-- Opening Marker --

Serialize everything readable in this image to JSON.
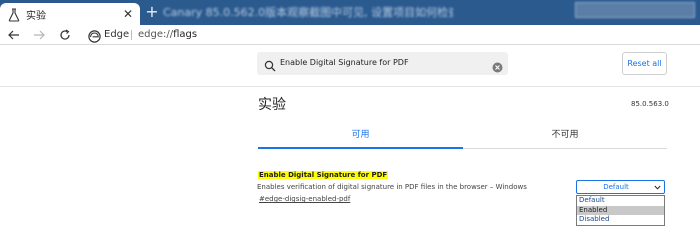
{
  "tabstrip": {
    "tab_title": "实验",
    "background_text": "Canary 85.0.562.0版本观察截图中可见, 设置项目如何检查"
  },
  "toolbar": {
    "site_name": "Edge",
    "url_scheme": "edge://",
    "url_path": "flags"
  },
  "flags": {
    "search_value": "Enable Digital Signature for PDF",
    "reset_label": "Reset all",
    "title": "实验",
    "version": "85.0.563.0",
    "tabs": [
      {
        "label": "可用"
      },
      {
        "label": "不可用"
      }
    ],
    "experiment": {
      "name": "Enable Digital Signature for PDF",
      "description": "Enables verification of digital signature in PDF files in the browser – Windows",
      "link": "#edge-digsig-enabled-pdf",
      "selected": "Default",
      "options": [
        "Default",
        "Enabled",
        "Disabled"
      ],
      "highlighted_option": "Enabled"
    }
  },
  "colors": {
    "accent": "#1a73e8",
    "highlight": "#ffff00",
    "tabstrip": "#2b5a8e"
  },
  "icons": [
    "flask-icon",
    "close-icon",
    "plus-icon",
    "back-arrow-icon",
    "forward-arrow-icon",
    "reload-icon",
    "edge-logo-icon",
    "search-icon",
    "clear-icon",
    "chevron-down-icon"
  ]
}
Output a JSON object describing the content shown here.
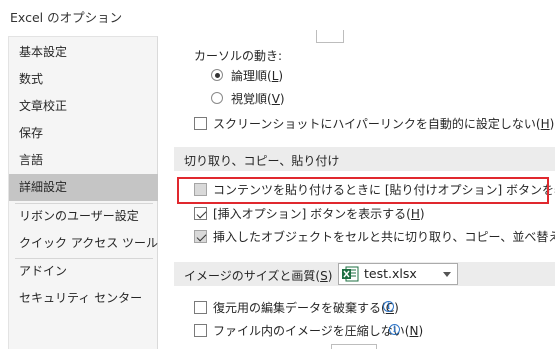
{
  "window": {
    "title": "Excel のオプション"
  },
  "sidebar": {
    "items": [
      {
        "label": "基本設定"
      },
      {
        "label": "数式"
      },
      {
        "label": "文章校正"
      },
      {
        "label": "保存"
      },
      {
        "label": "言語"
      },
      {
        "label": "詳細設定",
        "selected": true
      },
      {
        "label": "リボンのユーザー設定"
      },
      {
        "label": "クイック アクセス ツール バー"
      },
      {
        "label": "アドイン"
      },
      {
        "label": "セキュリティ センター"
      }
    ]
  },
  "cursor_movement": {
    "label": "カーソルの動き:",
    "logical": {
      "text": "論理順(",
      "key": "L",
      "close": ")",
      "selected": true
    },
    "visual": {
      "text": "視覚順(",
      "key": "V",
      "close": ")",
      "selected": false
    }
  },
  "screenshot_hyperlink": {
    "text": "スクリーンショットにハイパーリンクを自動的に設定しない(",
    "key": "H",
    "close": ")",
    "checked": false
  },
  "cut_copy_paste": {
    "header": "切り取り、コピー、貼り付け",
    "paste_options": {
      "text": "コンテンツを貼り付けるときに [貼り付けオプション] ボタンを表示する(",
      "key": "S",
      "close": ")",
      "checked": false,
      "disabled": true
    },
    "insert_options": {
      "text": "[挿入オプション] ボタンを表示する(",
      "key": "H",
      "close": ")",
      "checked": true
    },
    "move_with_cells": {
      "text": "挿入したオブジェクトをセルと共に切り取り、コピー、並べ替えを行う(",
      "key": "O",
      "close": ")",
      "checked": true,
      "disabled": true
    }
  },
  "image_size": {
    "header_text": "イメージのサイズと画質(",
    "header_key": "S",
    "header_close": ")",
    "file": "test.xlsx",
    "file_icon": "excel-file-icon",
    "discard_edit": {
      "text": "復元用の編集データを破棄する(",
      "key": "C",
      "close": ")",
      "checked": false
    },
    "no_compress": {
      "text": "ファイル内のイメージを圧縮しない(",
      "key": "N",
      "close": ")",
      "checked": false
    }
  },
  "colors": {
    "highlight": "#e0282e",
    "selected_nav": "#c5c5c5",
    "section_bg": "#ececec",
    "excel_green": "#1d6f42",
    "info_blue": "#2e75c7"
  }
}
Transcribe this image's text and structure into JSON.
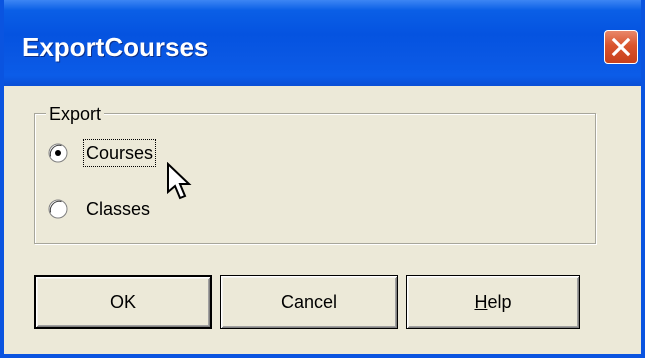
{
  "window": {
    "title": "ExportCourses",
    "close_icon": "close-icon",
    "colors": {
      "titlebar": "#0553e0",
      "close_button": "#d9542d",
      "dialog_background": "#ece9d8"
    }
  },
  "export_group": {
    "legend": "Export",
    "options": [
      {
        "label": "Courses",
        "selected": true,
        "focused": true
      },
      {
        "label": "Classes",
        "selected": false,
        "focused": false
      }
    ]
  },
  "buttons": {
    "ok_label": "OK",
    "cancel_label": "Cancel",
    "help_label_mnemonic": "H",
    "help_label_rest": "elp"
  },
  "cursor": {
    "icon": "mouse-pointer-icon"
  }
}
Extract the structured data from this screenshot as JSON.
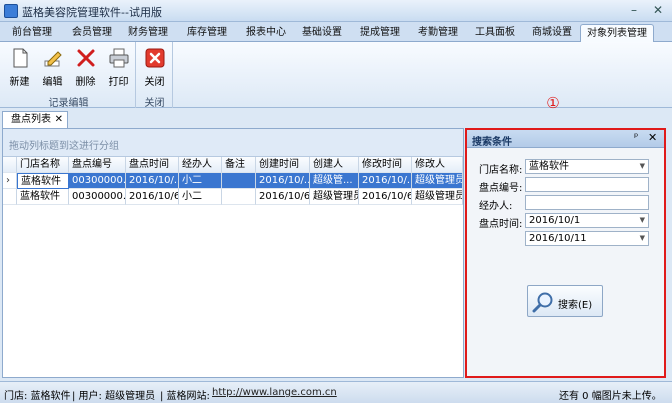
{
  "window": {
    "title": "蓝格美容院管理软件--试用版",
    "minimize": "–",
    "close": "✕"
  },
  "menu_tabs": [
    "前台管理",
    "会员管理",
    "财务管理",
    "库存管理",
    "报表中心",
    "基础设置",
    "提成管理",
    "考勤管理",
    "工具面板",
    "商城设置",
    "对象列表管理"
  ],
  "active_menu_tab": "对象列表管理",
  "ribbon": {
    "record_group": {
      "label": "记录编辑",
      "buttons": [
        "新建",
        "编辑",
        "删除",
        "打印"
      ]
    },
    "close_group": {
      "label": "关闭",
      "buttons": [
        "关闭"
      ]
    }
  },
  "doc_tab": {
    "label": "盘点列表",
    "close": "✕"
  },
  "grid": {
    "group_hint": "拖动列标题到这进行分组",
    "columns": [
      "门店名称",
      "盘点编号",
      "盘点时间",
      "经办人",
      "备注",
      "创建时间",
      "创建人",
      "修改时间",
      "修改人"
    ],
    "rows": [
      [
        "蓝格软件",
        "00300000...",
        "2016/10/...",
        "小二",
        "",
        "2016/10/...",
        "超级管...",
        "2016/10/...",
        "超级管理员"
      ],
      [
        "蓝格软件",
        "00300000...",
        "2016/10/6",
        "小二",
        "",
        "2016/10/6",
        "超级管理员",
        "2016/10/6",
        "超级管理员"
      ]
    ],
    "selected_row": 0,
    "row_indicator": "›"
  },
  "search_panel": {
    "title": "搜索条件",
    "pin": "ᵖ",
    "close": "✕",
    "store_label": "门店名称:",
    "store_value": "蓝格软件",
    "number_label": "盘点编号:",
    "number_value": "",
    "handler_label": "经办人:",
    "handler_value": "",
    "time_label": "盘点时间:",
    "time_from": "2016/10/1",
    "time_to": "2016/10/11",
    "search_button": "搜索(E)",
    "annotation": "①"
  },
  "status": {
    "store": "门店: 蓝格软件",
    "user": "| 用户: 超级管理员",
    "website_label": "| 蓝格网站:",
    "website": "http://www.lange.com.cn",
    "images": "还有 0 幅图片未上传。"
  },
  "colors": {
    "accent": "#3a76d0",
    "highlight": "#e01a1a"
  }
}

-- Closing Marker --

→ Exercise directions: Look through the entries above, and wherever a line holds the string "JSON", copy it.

→ Response to the exercise:
Serialize everything readable in this image to JSON.
Output a JSON object describing the content shown here.
Transcribe this image's text and structure into JSON.
Extract the structured data from this screenshot as JSON.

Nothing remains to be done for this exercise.